Hungarian Prime Minister Viktor Orban put Hungary’s economic growth next year at 0.5%, at most, speaking in an interview on public television on Sunday.

The increase in GDP next year has to be lowered from 1.5% in the 2012 budget bill to “at least 0.5%, but that’s the upper limit, perhaps it could be lower”, Mr Orban said on m1. He added that the forint’s exchange rate to the euro had to be knocked back in the budget bill, too, because of euro zone countries’ worsening performance next year and a possible failure to bolster their shared currency.

“These two factors are bringing us in the direction of recalculating the budget and adjusting it to the changed conditions in Europe. We can only hope that we do not have to do this mid-year,” Mr Orban said.

 National Economy Minister Gyorgy Matolcsy said at the end of November already that the 1.5% growth projection in the 2012 budget bill was unrealistic because of the worsening outlook for growth in Germany, Hungary’s biggest trading partner, and instead put it in a range between 0.5% and 1%.

Speaking about National Development Minister Tamas Fellegi’s offer on Thursday to resign to focus on talks with the International Monetary Fund (IMF), Mr Orban said he appreciated the minister’s reasons for wanting to relinquish his portfolio but added that Mr Fellegi had to remain a member of the government if he was to represent the stand of the cabinet.

“We must find a solution for this, but he has to remain in the government, because otherwise how could he represent the stand of the Hungarian government with sufficient weight,” he said, adding that details on a decision taken on the matter would be announced on Monday at the latest.

Describing Hungary’s stand at a summit of European Union leaders in Brussels on Friday, Mr Orban said it would be in the country’s best interest if euro zone countries solve the problem of their crisis-stricken currency in a way that does not make Hungarians pay, that does not cause the EU to weaken and that expands the possibilities of Hungarian economic policy.

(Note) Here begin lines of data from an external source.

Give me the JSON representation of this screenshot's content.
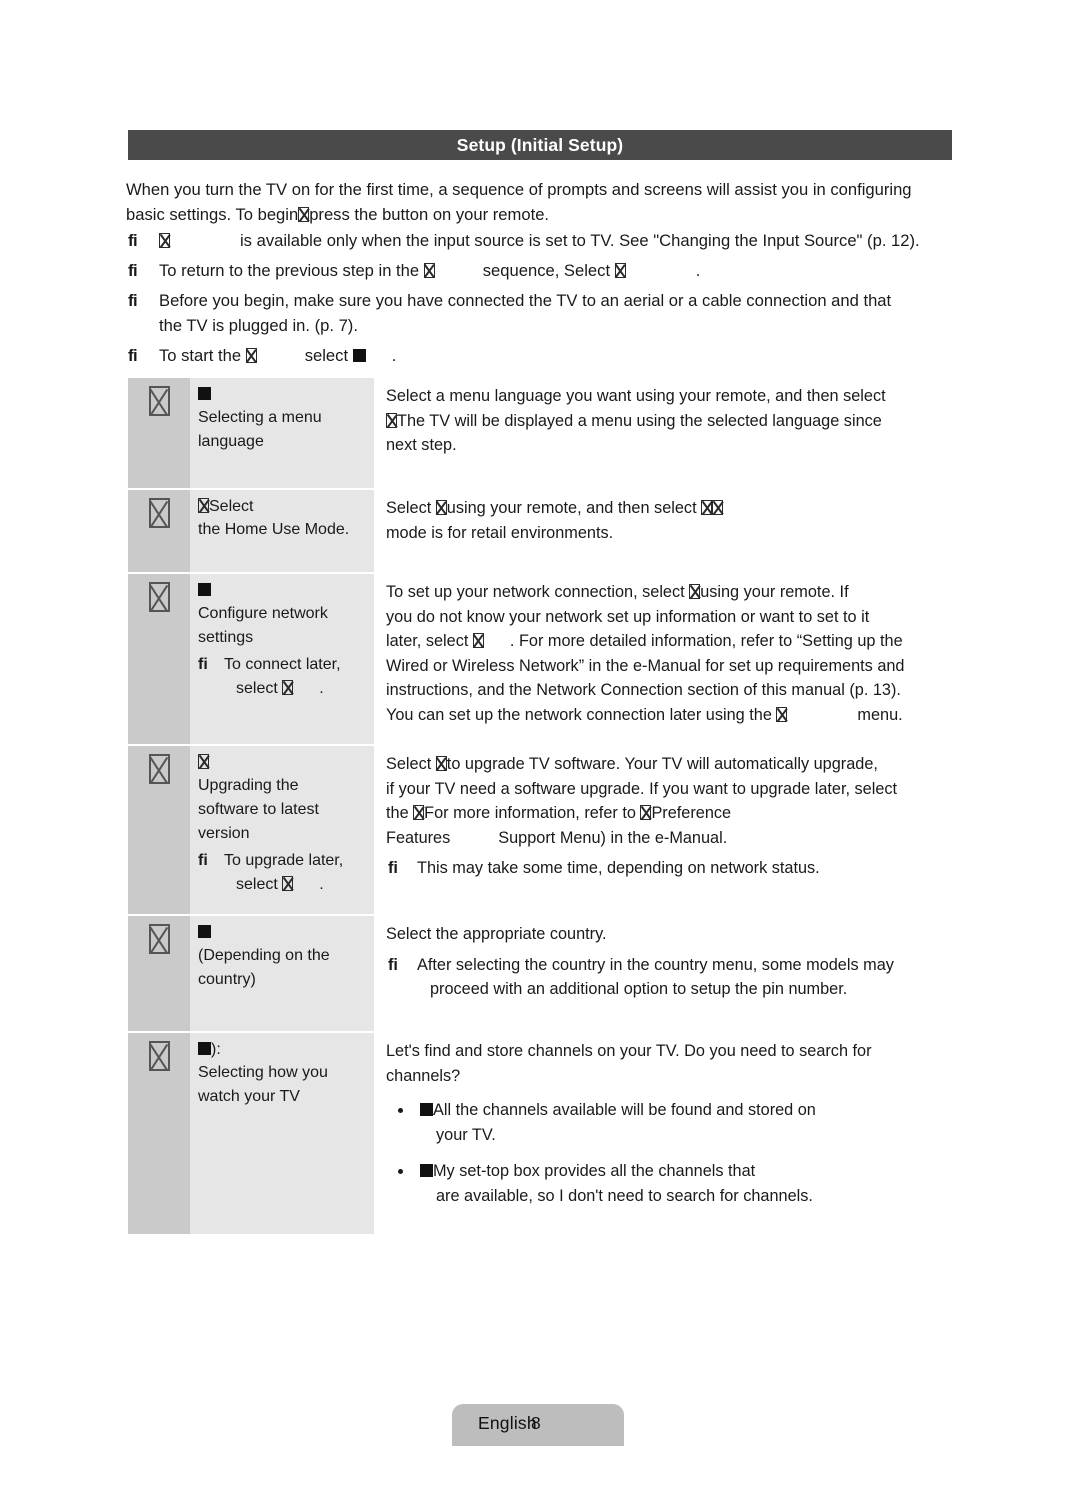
{
  "section": {
    "title": "Setup (Initial Setup)"
  },
  "intro": {
    "line1": "When you turn the TV on for the first time, a sequence of prompts and screens will assist you in configuring",
    "line2_a": "basic settings. To begin",
    "line2_b": "press the  button on your remote."
  },
  "notes": [
    {
      "mark": "fi",
      "text_a": "",
      "text_b": "is available only when the input source is set to TV. See \"Changing the Input Source\" (p. 12)."
    },
    {
      "mark": "fi",
      "text_a": "To return to the previous step in the",
      "text_b": "sequence, Select",
      "text_c": "."
    },
    {
      "mark": "fi",
      "text_a": "Before you begin, make sure you have connected the TV to an aerial or a cable connection and that",
      "text_b": "the TV is plugged in. (p. 7)."
    },
    {
      "mark": "fi",
      "text_a": "To start the",
      "text_b": "select",
      "text_c": "."
    }
  ],
  "steps": [
    {
      "name_head": "",
      "name_line1": "Selecting a menu",
      "name_line2": "language",
      "desc_line1": "Select a menu language you want using your remote, and then select",
      "desc_line2": "The TV will be displayed a menu using the selected language since",
      "desc_line3": "next step."
    },
    {
      "name_head": "Select",
      "name_line1": "the Home Use Mode.",
      "desc_line1_a": "Select",
      "desc_line1_b": "using your remote, and then select",
      "desc_line2": "mode is for retail environments."
    },
    {
      "name_head": "",
      "name_line1": "Configure network",
      "name_line2": "settings",
      "sub_mark": "fi",
      "sub_line1": "To connect later,",
      "sub_line2_a": "select",
      "sub_line2_b": ".",
      "desc_line1_a": "To set up your network connection, select",
      "desc_line1_b": "using your remote. If",
      "desc_line2": "you do not know your network set up information or want to set to it",
      "desc_line3_a": "later, select",
      "desc_line3_b": ". For more detailed information, refer to “Setting up the",
      "desc_line4": "Wired or Wireless Network” in the e-Manual for set up requirements and",
      "desc_line5": "instructions, and the Network Connection section of this manual (p. 13).",
      "desc_line6_a": "You can set up the network connection later using the",
      "desc_line6_b": "menu."
    },
    {
      "name_head": "",
      "name_line1": "Upgrading the",
      "name_line2": "software to latest",
      "name_line3": "version",
      "sub_mark": "fi",
      "sub_line1": "To upgrade later,",
      "sub_line2_a": "select",
      "sub_line2_b": ".",
      "desc_line1_a": "Select",
      "desc_line1_b": "to upgrade TV software. Your TV will automatically upgrade,",
      "desc_line2": "if your TV need a software upgrade. If you want to upgrade later, select",
      "desc_line3_a": "the",
      "desc_line3_b": "For more information, refer to",
      "desc_line3_c": "Preference",
      "desc_line4_a": "Features",
      "desc_line4_b": "Support Menu) in the e-Manual.",
      "note_mark": "fi",
      "note_text": "This may take some time, depending on network status."
    },
    {
      "name_head": "",
      "name_line1": "(Depending on the",
      "name_line2": "country)",
      "desc_line1": "Select the appropriate country.",
      "note_mark": "fi",
      "note_line1": "After selecting the country in the country menu, some models may",
      "note_line2": "proceed with an additional option to setup the pin number."
    },
    {
      "name_head": "):",
      "name_line1": "Selecting how you",
      "name_line2": "watch your TV",
      "desc_line1": "Let's find and store channels on your TV. Do you need to search for",
      "desc_line2": "channels?",
      "bullets": [
        {
          "line1": "All the channels available will be found and stored on",
          "line2": "your TV."
        },
        {
          "line1": "My set-top box provides all the channels that",
          "line2": "are available, so I don't need to search for channels."
        }
      ]
    }
  ],
  "footer": {
    "language": "English",
    "page": "8"
  },
  "colors": {
    "header_bar": "#4a4a4a",
    "col_icon_bg": "#cacaca",
    "col_name_bg": "#e6e6e6",
    "footer_tab_bg": "#bdbdbd",
    "text": "#1a1a1a"
  }
}
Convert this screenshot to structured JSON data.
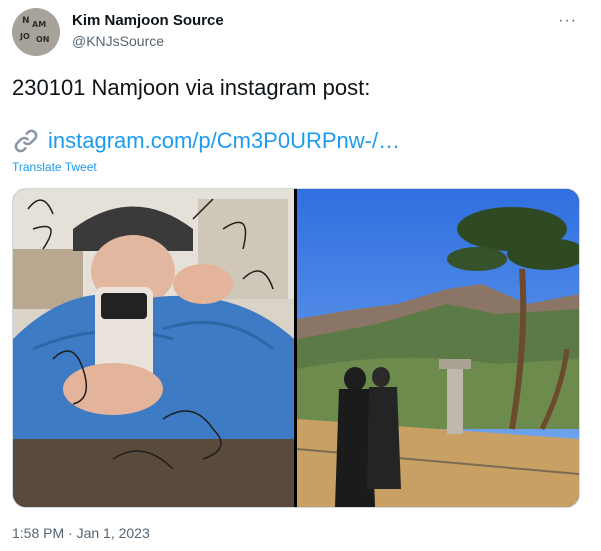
{
  "tweet": {
    "author_name": "Kim Namjoon Source",
    "author_handle": "@KNJsSource",
    "avatar_letters": [
      "N",
      "AM",
      "JO",
      "ON"
    ],
    "text": "230101 Namjoon via instagram post:",
    "link_text": "instagram.com/p/Cm3P0URPnw-/…",
    "translate_label": "Translate Tweet",
    "timestamp": "1:58 PM · Jan 1, 2023",
    "more_icon": "···"
  },
  "icons": {
    "link": "link-icon",
    "more": "ellipsis-icon"
  },
  "colors": {
    "link": "#1d9bf0",
    "primary_text": "#0f1419",
    "secondary_text": "#536471",
    "border": "#cfd9de"
  }
}
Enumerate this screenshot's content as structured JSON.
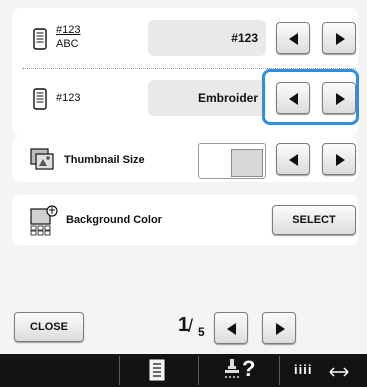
{
  "rows": {
    "pattern_name": {
      "icon": "pattern-name-display-icon",
      "label_top": "#123",
      "label_bottom": "ABC",
      "value": "#123"
    },
    "frame_display": {
      "icon": "frame-display-icon",
      "label": "#123",
      "value": "Embroider"
    },
    "thumbnail": {
      "icon": "thumbnail-size-icon",
      "label": "Thumbnail Size"
    },
    "background": {
      "icon": "background-color-icon",
      "label": "Background Color",
      "button": "SELECT"
    }
  },
  "footer": {
    "close": "CLOSE",
    "page_current": "1",
    "page_total": "5"
  },
  "bottom_bar": {
    "icons": [
      "document-list-icon",
      "help-icon",
      "spacing-arrow-icon"
    ],
    "help_text": "?",
    "spacing_text": "iiii"
  },
  "colors": {
    "highlight": "#2f8ee0",
    "bar": "#131313"
  }
}
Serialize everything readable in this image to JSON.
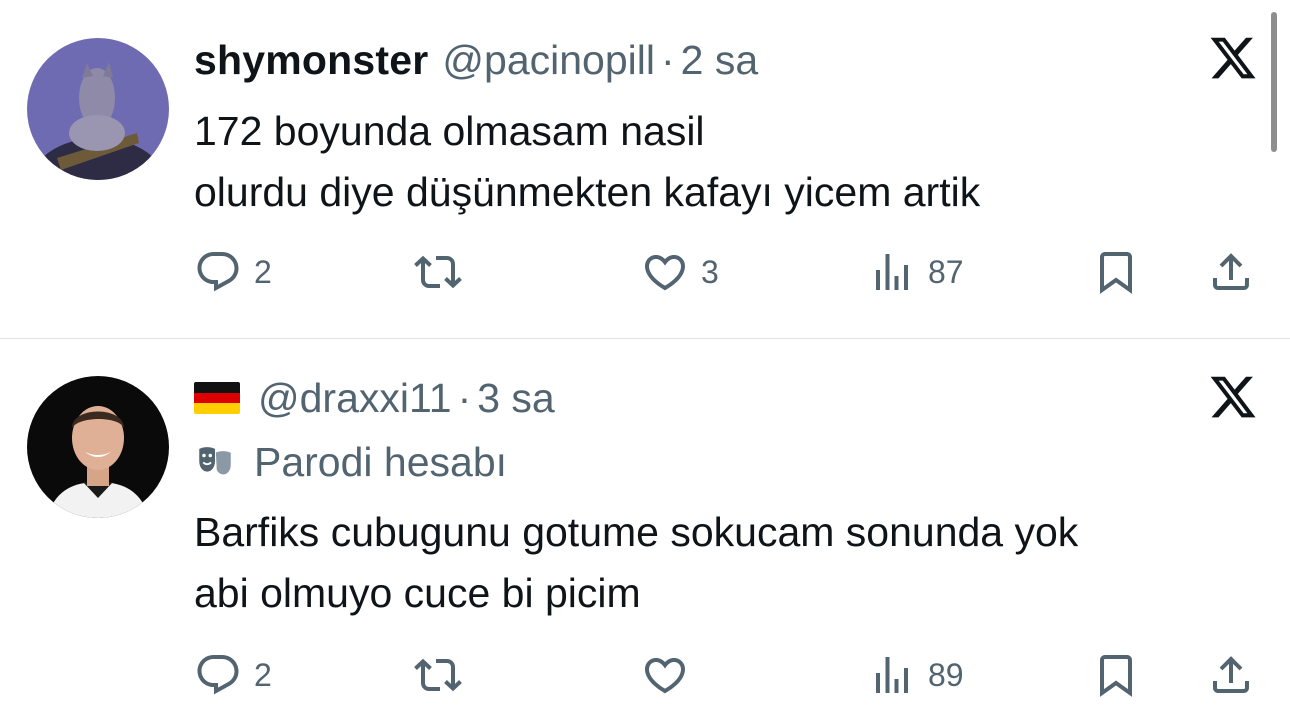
{
  "tweets": [
    {
      "display_name": "shymonster",
      "handle": "@pacinopill",
      "separator": "·",
      "time": "2 sa",
      "text_lines": [
        "172 boyunda olmasam nasil",
        "olurdu diye düşünmekten kafayı yicem artik"
      ],
      "replies": "2",
      "retweets": "",
      "likes": "3",
      "views": "87"
    },
    {
      "flag": "german-flag",
      "handle": "@draxxi11",
      "separator": "·",
      "time": "3 sa",
      "parody_label": "Parodi hesabı",
      "text_lines": [
        "Barfiks cubugunu gotume sokucam sonunda yok",
        "abi olmuyo cuce bi picim"
      ],
      "replies": "2",
      "retweets": "",
      "likes": "",
      "views": "89"
    }
  ],
  "colors": {
    "text": "#0f1419",
    "secondary": "#536471",
    "divider": "#dfe3e6"
  },
  "icons": [
    "reply-icon",
    "retweet-icon",
    "like-icon",
    "views-icon",
    "bookmark-icon",
    "share-icon",
    "x-logo-icon",
    "parody-mask-icon"
  ]
}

Speaking about a government scheme allowing early repayment of foreign currency-denominated mortgages at discounted exchange rates, the prime minister said forex loans were bad products and could not remain in the country’s economy.

“Even if banks did not originally want this, they have to see now that it is in their interest too to find a joint solution to withdrawing [forex loans],” he said.